Problem to work on:
All of the records below should be output exactly.

Material to process:

☆ ☆ ☆ ☆ ☆ ☆ ☆

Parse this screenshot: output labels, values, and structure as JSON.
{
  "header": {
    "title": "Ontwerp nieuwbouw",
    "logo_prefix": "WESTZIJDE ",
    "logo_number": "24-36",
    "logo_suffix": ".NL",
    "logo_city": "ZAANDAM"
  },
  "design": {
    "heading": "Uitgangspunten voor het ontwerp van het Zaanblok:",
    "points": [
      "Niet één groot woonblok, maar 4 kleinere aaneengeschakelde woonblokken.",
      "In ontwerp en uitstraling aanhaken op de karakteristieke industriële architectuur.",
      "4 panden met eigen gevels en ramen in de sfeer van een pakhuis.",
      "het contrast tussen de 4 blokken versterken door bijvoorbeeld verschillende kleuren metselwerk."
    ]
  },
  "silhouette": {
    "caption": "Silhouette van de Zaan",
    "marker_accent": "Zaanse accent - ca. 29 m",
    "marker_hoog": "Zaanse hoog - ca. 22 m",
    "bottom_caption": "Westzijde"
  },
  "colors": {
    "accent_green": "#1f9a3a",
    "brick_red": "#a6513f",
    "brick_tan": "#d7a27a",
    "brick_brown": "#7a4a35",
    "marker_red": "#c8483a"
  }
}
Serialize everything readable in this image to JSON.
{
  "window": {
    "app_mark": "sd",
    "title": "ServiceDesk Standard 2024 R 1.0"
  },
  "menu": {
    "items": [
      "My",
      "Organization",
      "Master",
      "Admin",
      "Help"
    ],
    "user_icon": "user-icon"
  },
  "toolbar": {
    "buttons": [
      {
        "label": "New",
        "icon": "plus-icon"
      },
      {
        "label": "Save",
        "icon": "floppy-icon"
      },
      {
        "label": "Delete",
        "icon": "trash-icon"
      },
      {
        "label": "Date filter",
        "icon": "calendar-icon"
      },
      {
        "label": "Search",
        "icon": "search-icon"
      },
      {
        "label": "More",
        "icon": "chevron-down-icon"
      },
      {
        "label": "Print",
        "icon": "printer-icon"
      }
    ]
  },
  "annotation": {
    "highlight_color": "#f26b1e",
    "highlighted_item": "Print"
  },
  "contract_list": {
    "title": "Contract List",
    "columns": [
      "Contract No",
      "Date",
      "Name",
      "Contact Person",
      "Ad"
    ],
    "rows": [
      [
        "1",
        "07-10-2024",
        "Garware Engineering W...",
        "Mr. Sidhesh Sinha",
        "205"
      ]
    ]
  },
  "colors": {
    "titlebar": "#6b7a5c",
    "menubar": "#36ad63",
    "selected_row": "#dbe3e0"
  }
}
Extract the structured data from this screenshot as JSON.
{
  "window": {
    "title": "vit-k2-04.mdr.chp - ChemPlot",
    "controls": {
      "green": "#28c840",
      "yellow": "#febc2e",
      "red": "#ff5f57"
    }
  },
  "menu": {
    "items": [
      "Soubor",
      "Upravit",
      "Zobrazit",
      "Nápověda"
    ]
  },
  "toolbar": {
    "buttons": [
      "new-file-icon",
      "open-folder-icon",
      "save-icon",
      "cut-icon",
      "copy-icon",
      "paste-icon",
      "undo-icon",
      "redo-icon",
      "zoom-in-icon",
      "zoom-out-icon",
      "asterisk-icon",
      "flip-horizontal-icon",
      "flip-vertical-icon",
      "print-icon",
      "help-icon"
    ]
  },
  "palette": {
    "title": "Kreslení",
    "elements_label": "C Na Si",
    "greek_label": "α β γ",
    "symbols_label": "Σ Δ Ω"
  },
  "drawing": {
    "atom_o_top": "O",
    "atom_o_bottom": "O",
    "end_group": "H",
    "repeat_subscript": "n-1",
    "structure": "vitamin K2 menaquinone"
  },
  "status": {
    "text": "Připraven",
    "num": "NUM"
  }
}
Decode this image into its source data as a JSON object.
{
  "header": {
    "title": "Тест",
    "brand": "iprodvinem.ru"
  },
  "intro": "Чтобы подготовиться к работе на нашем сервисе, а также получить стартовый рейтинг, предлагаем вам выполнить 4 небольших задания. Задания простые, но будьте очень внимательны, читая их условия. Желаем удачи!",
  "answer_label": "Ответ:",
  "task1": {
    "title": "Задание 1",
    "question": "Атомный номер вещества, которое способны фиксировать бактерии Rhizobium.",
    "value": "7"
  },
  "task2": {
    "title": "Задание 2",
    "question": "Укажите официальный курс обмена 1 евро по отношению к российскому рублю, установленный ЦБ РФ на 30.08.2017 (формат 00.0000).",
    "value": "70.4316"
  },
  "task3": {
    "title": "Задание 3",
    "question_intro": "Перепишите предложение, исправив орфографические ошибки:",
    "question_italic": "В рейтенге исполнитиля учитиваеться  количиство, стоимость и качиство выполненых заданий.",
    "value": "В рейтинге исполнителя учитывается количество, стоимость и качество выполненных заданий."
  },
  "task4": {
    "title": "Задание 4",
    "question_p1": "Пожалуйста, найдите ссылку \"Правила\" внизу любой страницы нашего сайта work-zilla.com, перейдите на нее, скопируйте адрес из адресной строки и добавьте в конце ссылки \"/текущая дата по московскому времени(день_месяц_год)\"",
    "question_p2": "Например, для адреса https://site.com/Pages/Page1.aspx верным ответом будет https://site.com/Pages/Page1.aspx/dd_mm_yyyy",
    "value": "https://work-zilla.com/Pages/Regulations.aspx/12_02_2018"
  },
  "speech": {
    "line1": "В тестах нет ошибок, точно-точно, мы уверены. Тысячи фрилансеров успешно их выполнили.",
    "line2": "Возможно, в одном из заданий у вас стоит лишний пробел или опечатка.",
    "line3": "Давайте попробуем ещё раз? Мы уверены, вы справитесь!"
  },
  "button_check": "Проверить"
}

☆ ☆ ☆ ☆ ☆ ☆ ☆

Solved exercise:
Parse this screenshot: output labels, values, and structure as JSON.
{
  "header": {
    "title": "Ontwerp nieuwbouw",
    "logo_prefix": "WESTZIJDE ",
    "logo_number": "24-36",
    "logo_suffix": ".NL",
    "logo_city": "ZAANDAM"
  },
  "design": {
    "heading": "Uitgangspunten voor het ontwerp van het Zaanblok:",
    "points": [
      "Niet één groot woonblok, maar 4 kleinere aaneengeschakelde woonblokken.",
      "In ontwerp en uitstraling aanhaken op de karakteristieke industriële architectuur.",
      "4 panden met eigen gevels en ramen in de sfeer van een pakhuis.",
      "het contrast tussen de 4 blokken versterken door bijvoorbeeld verschillende kleuren metselwerk."
    ]
  },
  "silhouette": {
    "caption": "Silhouette van de Zaan",
    "marker_accent": "Zaanse accent - ca. 29 m",
    "marker_hoog": "Zaanse hoog - ca. 22 m",
    "bottom_caption": "Westzijde"
  },
  "colors": {
    "accent_green": "#1f9a3a",
    "brick_red": "#a6513f",
    "brick_tan": "#d7a27a",
    "brick_brown": "#7a4a35",
    "marker_red": "#c8483a"
  }
}
Serialize everything readable in this image to JSON.
{
  "window": {
    "app_mark": "sd",
    "title": "ServiceDesk Standard 2024 R 1.0"
  },
  "menu": {
    "items": [
      "My",
      "Organization",
      "Master",
      "Admin",
      "Help"
    ],
    "user_icon": "user-icon"
  },
  "toolbar": {
    "buttons": [
      {
        "label": "New",
        "icon": "plus-icon"
      },
      {
        "label": "Save",
        "icon": "floppy-icon"
      },
      {
        "label": "Delete",
        "icon": "trash-icon"
      },
      {
        "label": "Date filter",
        "icon": "calendar-icon"
      },
      {
        "label": "Search",
        "icon": "search-icon"
      },
      {
        "label": "More",
        "icon": "chevron-down-icon"
      },
      {
        "label": "Print",
        "icon": "printer-icon"
      }
    ]
  },
  "annotation": {
    "highlight_color": "#f26b1e",
    "highlighted_item": "Print"
  },
  "contract_list": {
    "title": "Contract List",
    "columns": [
      "Contract No",
      "Date",
      "Name",
      "Contact Person",
      "Ad"
    ],
    "rows": [
      [
        "1",
        "07-10-2024",
        "Garware Engineering W...",
        "Mr. Sidhesh Sinha",
        "205"
      ]
    ]
  },
  "colors": {
    "titlebar": "#6b7a5c",
    "menubar": "#36ad63",
    "selected_row": "#dbe3e0"
  }
}
Extract the structured data from this screenshot as JSON.
{
  "window": {
    "title": "vit-k2-04.mdr.chp - ChemPlot",
    "controls": {
      "green": "#28c840",
      "yellow": "#febc2e",
      "red": "#ff5f57"
    }
  },
  "menu": {
    "items": [
      "Soubor",
      "Upravit",
      "Zobrazit",
      "Nápověda"
    ]
  },
  "toolbar": {
    "buttons": [
      "new-file-icon",
      "open-folder-icon",
      "save-icon",
      "cut-icon",
      "copy-icon",
      "paste-icon",
      "undo-icon",
      "redo-icon",
      "zoom-in-icon",
      "zoom-out-icon",
      "asterisk-icon",
      "flip-horizontal-icon",
      "flip-vertical-icon",
      "print-icon",
      "help-icon"
    ]
  },
  "palette": {
    "title": "Kreslení",
    "elements_label": "C Na Si",
    "greek_label": "α β γ",
    "symbols_label": "Σ Δ Ω"
  },
  "drawing": {
    "atom_o_top": "O",
    "atom_o_bottom": "O",
    "end_group": "H",
    "repeat_subscript": "n-1",
    "structure": "vitamin K2 menaquinone"
  },
  "status": {
    "text": "Připraven",
    "num": "NUM"
  }
}
Decode this image into its source data as a JSON object.
{
  "header": {
    "title": "Тест",
    "brand": "iprodvinem.ru"
  },
  "intro": "Чтобы подготовиться к работе на нашем сервисе, а также получить стартовый рейтинг, предлагаем вам выполнить 4 небольших задания. Задания простые, но будьте очень внимательны, читая их условия. Желаем удачи!",
  "answer_label": "Ответ:",
  "task1": {
    "title": "Задание 1",
    "question": "Атомный номер вещества, которое способны фиксировать бактерии Rhizobium.",
    "value": "7"
  },
  "task2": {
    "title": "Задание 2",
    "question": "Укажите официальный курс обмена 1 евро по отношению к российскому рублю, установленный ЦБ РФ на 30.08.2017 (формат 00.0000).",
    "value": "70.4316"
  },
  "task3": {
    "title": "Задание 3",
    "question_intro": "Перепишите предложение, исправив орфографические ошибки:",
    "question_italic": "В рейтенге исполнитиля учитиваеться  количиство, стоимость и качиство выполненых заданий.",
    "value": "В рейтинге исполнителя учитывается количество, стоимость и качество выполненных заданий."
  },
  "task4": {
    "title": "Задание 4",
    "question_p1": "Пожалуйста, найдите ссылку \"Правила\" внизу любой страницы нашего сайта work-zilla.com, перейдите на нее, скопируйте адрес из адресной строки и добавьте в конце ссылки \"/текущая дата по московскому времени(день_месяц_год)\"",
    "question_p2": "Например, для адреса https://site.com/Pages/Page1.aspx верным ответом будет https://site.com/Pages/Page1.aspx/dd_mm_yyyy",
    "value": "https://work-zilla.com/Pages/Regulations.aspx/12_02_2018"
  },
  "speech": {
    "line1": "В тестах нет ошибок, точно-точно, мы уверены. Тысячи фрилансеров успешно их выполнили.",
    "line2": "Возможно, в одном из заданий у вас стоит лишний пробел или опечатка.",
    "line3": "Давайте попробуем ещё раз? Мы уверены, вы справитесь!"
  },
  "button_check": "Проверить"
}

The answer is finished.